#### Activity
The answer must be an exact copy of every record.

#### Data provided

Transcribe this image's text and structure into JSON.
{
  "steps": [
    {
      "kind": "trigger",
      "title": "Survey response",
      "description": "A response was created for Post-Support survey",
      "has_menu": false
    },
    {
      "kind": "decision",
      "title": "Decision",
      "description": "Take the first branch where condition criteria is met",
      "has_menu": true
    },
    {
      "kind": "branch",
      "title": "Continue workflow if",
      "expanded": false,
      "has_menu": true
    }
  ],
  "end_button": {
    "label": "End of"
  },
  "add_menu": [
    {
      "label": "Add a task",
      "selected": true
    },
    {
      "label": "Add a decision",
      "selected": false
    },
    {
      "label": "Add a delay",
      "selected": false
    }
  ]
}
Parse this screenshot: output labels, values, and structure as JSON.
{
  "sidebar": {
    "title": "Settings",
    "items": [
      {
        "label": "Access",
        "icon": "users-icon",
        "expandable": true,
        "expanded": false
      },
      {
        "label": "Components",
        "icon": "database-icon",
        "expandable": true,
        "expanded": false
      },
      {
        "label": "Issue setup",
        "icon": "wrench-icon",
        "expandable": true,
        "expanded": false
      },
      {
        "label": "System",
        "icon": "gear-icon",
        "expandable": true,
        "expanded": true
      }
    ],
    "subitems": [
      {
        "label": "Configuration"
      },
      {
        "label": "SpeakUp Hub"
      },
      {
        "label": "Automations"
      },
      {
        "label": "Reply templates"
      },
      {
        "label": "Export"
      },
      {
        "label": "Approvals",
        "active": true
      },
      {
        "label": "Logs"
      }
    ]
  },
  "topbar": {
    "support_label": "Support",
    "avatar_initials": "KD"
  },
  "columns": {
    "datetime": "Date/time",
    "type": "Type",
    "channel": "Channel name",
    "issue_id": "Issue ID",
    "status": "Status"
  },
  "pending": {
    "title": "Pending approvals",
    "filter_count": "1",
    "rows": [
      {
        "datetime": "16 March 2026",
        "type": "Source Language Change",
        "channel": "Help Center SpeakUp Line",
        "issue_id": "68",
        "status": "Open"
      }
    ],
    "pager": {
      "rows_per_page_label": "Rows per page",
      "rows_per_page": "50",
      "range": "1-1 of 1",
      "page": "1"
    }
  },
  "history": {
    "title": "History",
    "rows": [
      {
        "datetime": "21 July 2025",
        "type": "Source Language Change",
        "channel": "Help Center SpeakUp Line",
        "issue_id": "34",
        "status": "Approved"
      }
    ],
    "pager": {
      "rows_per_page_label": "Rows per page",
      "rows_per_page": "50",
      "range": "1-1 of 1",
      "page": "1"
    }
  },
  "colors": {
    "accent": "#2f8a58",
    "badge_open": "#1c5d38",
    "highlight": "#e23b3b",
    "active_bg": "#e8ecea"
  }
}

#### Response box
Transcribe this image's text and structure into JSON.
{
  "steps": [
    {
      "kind": "trigger",
      "title": "Survey response",
      "description": "A response was created for Post-Support survey",
      "has_menu": false
    },
    {
      "kind": "decision",
      "title": "Decision",
      "description": "Take the first branch where condition criteria is met",
      "has_menu": true
    },
    {
      "kind": "branch",
      "title": "Continue workflow if",
      "expanded": false,
      "has_menu": true
    }
  ],
  "end_button": {
    "label": "End of"
  },
  "add_menu": [
    {
      "label": "Add a task",
      "selected": true
    },
    {
      "label": "Add a decision",
      "selected": false
    },
    {
      "label": "Add a delay",
      "selected": false
    }
  ]
}
Parse this screenshot: output labels, values, and structure as JSON.
{
  "sidebar": {
    "title": "Settings",
    "items": [
      {
        "label": "Access",
        "icon": "users-icon",
        "expandable": true,
        "expanded": false
      },
      {
        "label": "Components",
        "icon": "database-icon",
        "expandable": true,
        "expanded": false
      },
      {
        "label": "Issue setup",
        "icon": "wrench-icon",
        "expandable": true,
        "expanded": false
      },
      {
        "label": "System",
        "icon": "gear-icon",
        "expandable": true,
        "expanded": true
      }
    ],
    "subitems": [
      {
        "label": "Configuration"
      },
      {
        "label": "SpeakUp Hub"
      },
      {
        "label": "Automations"
      },
      {
        "label": "Reply templates"
      },
      {
        "label": "Export"
      },
      {
        "label": "Approvals",
        "active": true
      },
      {
        "label": "Logs"
      }
    ]
  },
  "topbar": {
    "support_label": "Support",
    "avatar_initials": "KD"
  },
  "columns": {
    "datetime": "Date/time",
    "type": "Type",
    "channel": "Channel name",
    "issue_id": "Issue ID",
    "status": "Status"
  },
  "pending": {
    "title": "Pending approvals",
    "filter_count": "1",
    "rows": [
      {
        "datetime": "16 March 2026",
        "type": "Source Language Change",
        "channel": "Help Center SpeakUp Line",
        "issue_id": "68",
        "status": "Open"
      }
    ],
    "pager": {
      "rows_per_page_label": "Rows per page",
      "rows_per_page": "50",
      "range": "1-1 of 1",
      "page": "1"
    }
  },
  "history": {
    "title": "History",
    "rows": [
      {
        "datetime": "21 July 2025",
        "type": "Source Language Change",
        "channel": "Help Center SpeakUp Line",
        "issue_id": "34",
        "status": "Approved"
      }
    ],
    "pager": {
      "rows_per_page_label": "Rows per page",
      "rows_per_page": "50",
      "range": "1-1 of 1",
      "page": "1"
    }
  },
  "colors": {
    "accent": "#2f8a58",
    "badge_open": "#1c5d38",
    "highlight": "#e23b3b",
    "active_bg": "#e8ecea"
  }
}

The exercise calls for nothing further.